Carbon emissions of fossil fuels are also forecasted for the study period 2023 to 2050, as shown in Figure 1(c). Under the PRE policy, coal produced 138.27 million metric tons of carbon emissions, followed by natural gas producing 3.17 million metric tons and 0.10 million metric tons by 2050. Under the NEECA policy, energy demand and production are reduced by incorporating energy efficiency measures, so carbon emissions are also reduced to some extent, but coal still contributed more, around 91.01 million metric tons, which was followed by natural gas, 2.09 million metric tons, and oil, 0.06 million metric tons by 2050. Under the ARE policy, coal will produce 8.45 million metric tons of carbon emissions, followed by natural gas, 0.38 million metric tons, and oil, 0.01 million metric tons, by 2050. The investment cost required to implement the energy systems is also forecasted, as shown in Figure 1(d). In the PRE and NEECA policies, investment costs required lesser because the existing capacity will deliver power until 2050, and some new plants will also be installed to meet the energy demand of the nation.

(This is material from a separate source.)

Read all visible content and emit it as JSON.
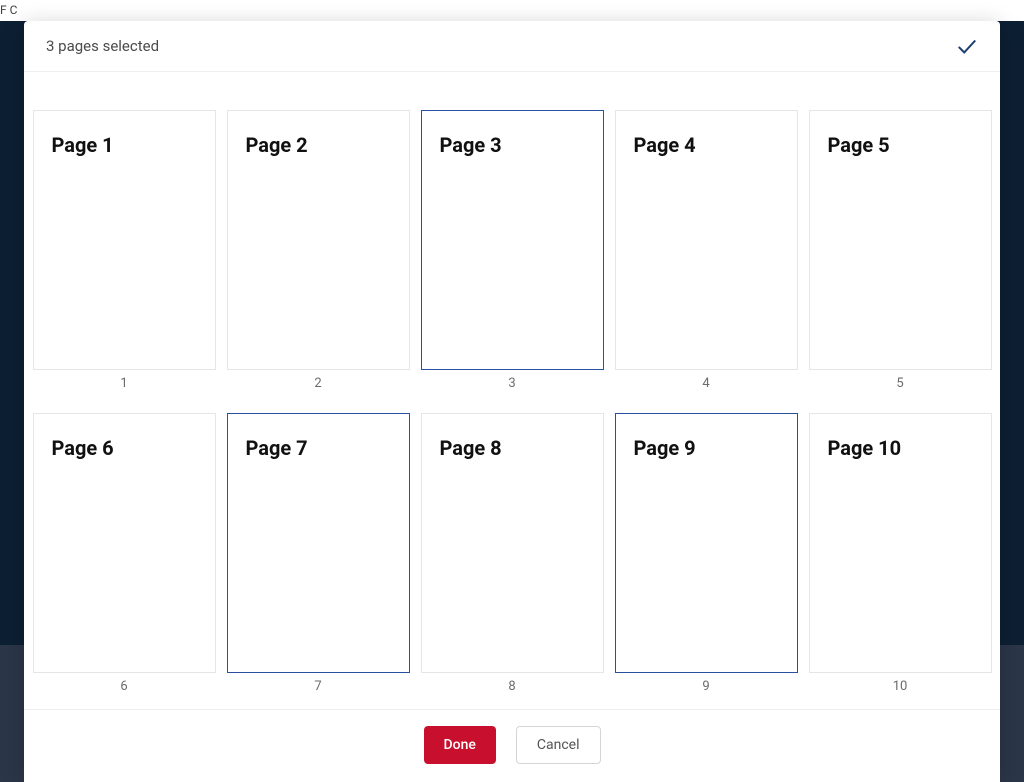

The greater investment cost required for the development of a hydro plant is USD 23.96 billion; solar, USD 9.47 billion; wind, USD 7.85 billion; coal, USD 3.14 billion; biomass, USD 1.27 billion; and nuclear, USD 1.10 billion until 2050. Under the ARE policy, the development of solar power plants requires a greater investment cost of USD 417.07 billion; biomass, USD 286.31 billion; wind, USD 147.11 billion; hydro, USD 1.41 billion; coal, USD 0.94 billion; and nuclear, USD 0.40 billion until 2050, respectively.

The switch from imported fossil fuels to indigenous renewable sources for energy transition is crucial for climate change. Indigenous renewable sources offer enormous potential for clean energy production, but it is yet not fully utilised for sustainable environment. However, this ambitious target of energy transition is discussed in this article and it is possible to achieve through a lot of planning and dedication by all stakeholders to achieve the clean and green environment in Pakistan. 

The author is a Lecturer at the Department of Electrical Engineering, Mehran University of Engineering and Technology, SZAB Campus Khairpur Mir. He may be reach via email at [email protected].